@Charvettebey: Greetings, I love your show, however, you and I disagree about Edward Snowden, I think he's a traitor. Are you wondering how he feels about being stuck in Russia and if he has had any influence on previous events due to the information he has shared? Thanks!
Chris Hayes: As of now I haven't seen any credible or confirmed reporting indicating he's "shared" information w/ anyone other than the journalists he gave it to. He says he didn't, and it's possible he's lying, but I'd have to see some actual evidence of that (as opposed to anonymous speculation) to be convinced that's the case.
@JennMJack: Chris, I am moving to Chicago in a few months and I keep hearing about how the increased levels of segregation there contribute to the way violence is articulated in the media. With gentrification making headlines recently (see: Spike Lee), how do we intellectually approach racialized neighborhoods?
Chris Hayes: This is a great question. When I lived in Chicago from 2001 to 2007, I was always struck by how the narratives of violence and crime were different from NYC in the high-crime years of the 1990s. The big difference being the racial and economic segregation of Chicago was so intense that lots of the city's more affluent residents felt like the city was incredibly safe and clean and everything was great. Meanwhile the city had a stupendously high murder rate, but those murderers were happening in neighborhoods that were almost 100% black and brown. This meant that the city's establishment tolerated a much higher crime level than they would have if that violence was perceived as threatening more politically powerful constituencies.
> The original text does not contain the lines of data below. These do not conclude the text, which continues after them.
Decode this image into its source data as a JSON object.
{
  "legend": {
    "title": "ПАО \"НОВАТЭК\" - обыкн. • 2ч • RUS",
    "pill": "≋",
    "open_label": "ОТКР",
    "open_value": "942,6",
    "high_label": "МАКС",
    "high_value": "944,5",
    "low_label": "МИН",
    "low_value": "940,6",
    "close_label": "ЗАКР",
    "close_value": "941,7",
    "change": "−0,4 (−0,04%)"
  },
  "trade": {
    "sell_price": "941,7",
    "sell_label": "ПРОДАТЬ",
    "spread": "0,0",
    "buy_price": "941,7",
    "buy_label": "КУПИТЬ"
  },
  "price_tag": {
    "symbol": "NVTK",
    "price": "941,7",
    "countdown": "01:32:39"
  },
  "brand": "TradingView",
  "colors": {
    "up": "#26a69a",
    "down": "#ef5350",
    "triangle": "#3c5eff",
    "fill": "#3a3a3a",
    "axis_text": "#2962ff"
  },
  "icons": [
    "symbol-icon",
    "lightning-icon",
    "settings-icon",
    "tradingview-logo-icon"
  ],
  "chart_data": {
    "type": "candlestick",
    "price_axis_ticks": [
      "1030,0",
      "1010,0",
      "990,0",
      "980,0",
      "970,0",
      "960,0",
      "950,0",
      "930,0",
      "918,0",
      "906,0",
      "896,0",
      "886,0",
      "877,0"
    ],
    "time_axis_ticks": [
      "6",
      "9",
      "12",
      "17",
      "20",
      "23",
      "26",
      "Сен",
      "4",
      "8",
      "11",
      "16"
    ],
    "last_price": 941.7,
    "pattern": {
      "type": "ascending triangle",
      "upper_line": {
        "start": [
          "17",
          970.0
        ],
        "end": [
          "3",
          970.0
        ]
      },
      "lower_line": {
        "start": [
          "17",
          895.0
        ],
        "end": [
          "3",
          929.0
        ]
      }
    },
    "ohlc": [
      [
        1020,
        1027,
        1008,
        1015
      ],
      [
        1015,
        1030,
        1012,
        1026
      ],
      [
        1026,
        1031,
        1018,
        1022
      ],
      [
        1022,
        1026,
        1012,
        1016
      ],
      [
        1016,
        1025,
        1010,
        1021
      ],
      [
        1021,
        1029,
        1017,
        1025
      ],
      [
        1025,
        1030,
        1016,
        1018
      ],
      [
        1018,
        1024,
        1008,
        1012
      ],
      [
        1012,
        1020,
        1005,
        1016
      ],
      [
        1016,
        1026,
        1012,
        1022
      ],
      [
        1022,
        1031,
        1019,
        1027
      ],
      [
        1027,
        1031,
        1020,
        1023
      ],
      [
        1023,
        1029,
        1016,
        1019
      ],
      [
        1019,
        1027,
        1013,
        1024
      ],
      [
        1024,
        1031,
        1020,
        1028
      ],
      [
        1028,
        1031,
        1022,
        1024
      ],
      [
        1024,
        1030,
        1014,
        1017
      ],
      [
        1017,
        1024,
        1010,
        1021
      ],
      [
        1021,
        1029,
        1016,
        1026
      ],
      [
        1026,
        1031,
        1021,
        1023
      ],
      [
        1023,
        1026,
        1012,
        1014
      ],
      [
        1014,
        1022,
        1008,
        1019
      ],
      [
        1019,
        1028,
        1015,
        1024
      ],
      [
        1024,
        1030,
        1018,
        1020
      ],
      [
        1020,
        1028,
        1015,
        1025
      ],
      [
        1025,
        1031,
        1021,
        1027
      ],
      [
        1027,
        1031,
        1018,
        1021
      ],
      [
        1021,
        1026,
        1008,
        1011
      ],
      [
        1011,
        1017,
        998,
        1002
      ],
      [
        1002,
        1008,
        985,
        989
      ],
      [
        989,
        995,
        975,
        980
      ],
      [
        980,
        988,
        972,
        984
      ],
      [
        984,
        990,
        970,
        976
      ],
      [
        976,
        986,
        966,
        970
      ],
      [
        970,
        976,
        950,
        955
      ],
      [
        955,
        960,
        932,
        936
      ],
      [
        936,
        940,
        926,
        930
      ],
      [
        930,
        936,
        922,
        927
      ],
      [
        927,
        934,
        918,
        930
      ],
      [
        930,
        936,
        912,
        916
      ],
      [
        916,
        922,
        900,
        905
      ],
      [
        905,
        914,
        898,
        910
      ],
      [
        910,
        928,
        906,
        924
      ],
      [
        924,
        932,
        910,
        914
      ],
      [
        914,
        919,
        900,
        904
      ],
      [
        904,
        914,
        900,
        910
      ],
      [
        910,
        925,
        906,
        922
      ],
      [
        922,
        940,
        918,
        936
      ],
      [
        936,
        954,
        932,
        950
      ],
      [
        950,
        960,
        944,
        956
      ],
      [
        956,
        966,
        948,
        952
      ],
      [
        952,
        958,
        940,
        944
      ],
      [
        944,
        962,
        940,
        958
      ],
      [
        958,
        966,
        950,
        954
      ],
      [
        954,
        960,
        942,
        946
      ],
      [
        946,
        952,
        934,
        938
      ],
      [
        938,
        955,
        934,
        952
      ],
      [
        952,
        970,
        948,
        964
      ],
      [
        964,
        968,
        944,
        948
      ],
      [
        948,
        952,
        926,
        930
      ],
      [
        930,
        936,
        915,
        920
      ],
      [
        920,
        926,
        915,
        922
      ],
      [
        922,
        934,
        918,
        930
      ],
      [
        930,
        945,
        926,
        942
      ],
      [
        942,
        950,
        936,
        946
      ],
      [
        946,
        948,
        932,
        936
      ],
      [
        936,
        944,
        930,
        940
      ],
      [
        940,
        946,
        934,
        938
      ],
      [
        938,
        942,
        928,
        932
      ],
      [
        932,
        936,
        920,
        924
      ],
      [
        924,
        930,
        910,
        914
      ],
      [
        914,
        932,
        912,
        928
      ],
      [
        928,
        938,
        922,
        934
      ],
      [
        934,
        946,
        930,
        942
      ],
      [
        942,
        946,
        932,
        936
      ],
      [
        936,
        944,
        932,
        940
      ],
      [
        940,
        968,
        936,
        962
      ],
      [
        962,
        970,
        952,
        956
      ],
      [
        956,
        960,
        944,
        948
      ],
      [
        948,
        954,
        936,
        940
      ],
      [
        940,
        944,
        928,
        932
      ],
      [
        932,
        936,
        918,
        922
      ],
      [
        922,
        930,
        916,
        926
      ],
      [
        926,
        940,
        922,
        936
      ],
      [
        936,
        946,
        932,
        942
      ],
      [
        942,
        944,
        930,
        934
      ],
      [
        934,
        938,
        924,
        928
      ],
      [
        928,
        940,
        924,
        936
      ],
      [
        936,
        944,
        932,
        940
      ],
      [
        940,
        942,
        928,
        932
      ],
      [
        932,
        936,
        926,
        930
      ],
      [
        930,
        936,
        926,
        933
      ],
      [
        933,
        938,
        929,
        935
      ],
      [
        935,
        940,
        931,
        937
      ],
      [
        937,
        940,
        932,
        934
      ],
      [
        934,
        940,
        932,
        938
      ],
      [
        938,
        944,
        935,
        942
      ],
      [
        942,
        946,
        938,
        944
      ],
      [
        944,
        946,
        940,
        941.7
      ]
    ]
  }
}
I don't have a broader thesis about "approaching racialized neighborhoods" except to say that building racially and economically integrated neighborhoods that are thriving and at a kind of durable equilibrium remains a massive policy challenge.